Each line in the entries below that holds the string "avatar" must be copied.

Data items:
= = = = = = =

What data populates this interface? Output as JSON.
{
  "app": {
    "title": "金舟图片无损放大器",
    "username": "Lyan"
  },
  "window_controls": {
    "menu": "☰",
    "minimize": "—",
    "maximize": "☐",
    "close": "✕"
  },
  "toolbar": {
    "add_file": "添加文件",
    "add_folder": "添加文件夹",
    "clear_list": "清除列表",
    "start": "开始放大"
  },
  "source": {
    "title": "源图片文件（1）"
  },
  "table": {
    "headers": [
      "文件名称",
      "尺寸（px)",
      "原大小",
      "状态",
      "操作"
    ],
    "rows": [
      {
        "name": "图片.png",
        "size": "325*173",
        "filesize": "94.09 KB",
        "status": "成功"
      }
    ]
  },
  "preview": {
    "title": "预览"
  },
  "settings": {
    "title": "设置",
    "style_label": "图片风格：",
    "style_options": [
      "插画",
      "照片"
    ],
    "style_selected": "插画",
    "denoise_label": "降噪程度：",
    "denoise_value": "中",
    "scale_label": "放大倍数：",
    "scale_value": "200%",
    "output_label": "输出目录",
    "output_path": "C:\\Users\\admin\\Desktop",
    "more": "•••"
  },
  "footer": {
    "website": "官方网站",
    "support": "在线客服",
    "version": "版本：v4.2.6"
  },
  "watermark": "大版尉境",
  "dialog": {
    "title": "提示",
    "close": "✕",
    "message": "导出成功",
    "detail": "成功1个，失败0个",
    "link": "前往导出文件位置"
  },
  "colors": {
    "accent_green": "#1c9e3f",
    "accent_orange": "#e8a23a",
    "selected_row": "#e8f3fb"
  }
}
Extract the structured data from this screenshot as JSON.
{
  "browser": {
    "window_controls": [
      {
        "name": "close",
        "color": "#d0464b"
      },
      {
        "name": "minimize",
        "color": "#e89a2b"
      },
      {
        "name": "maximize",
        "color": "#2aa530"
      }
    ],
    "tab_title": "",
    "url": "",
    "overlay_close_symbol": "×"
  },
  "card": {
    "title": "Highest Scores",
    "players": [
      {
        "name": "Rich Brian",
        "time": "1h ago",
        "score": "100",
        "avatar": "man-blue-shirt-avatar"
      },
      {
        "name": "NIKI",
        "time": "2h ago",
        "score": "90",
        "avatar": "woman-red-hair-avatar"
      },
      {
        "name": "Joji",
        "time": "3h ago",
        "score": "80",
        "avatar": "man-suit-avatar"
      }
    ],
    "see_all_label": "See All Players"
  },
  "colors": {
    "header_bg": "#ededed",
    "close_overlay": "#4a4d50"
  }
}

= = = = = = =

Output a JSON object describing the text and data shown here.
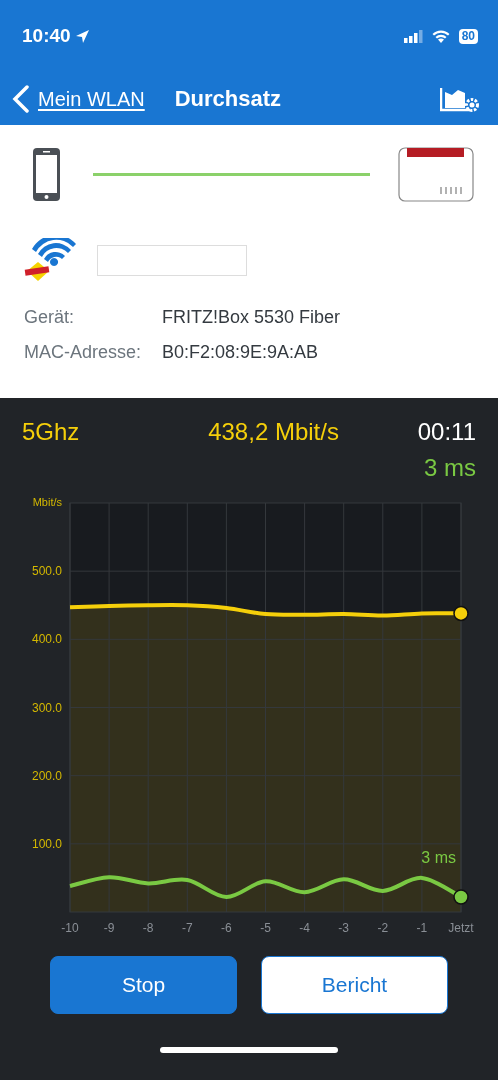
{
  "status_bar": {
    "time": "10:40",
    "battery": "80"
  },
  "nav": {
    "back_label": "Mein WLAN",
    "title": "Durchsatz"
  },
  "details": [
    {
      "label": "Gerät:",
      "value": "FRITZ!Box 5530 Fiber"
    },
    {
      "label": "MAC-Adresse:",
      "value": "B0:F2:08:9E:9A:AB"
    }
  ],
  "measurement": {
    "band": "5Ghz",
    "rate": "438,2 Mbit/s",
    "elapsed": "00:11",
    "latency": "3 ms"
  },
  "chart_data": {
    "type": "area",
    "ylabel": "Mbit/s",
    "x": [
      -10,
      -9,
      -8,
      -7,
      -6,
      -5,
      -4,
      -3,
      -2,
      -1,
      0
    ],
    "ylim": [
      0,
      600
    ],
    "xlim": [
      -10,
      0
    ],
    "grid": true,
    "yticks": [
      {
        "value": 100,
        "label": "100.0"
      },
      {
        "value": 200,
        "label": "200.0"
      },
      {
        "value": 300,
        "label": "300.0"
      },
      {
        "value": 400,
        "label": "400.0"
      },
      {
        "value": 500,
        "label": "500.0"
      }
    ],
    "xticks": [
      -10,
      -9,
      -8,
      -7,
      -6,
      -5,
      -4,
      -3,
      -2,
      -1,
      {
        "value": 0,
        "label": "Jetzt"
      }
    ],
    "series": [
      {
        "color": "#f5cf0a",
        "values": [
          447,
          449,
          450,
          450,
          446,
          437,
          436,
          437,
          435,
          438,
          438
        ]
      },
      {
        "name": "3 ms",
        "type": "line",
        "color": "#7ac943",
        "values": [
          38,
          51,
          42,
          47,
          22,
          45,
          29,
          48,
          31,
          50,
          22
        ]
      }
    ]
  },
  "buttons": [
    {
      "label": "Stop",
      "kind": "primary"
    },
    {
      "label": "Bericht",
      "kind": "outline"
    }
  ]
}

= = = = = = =

__Answer space__
        "avatar": "man-blue-shirt-avatar"
        "avatar": "woman-red-hair-avatar"
        "avatar": "man-suit-avatar"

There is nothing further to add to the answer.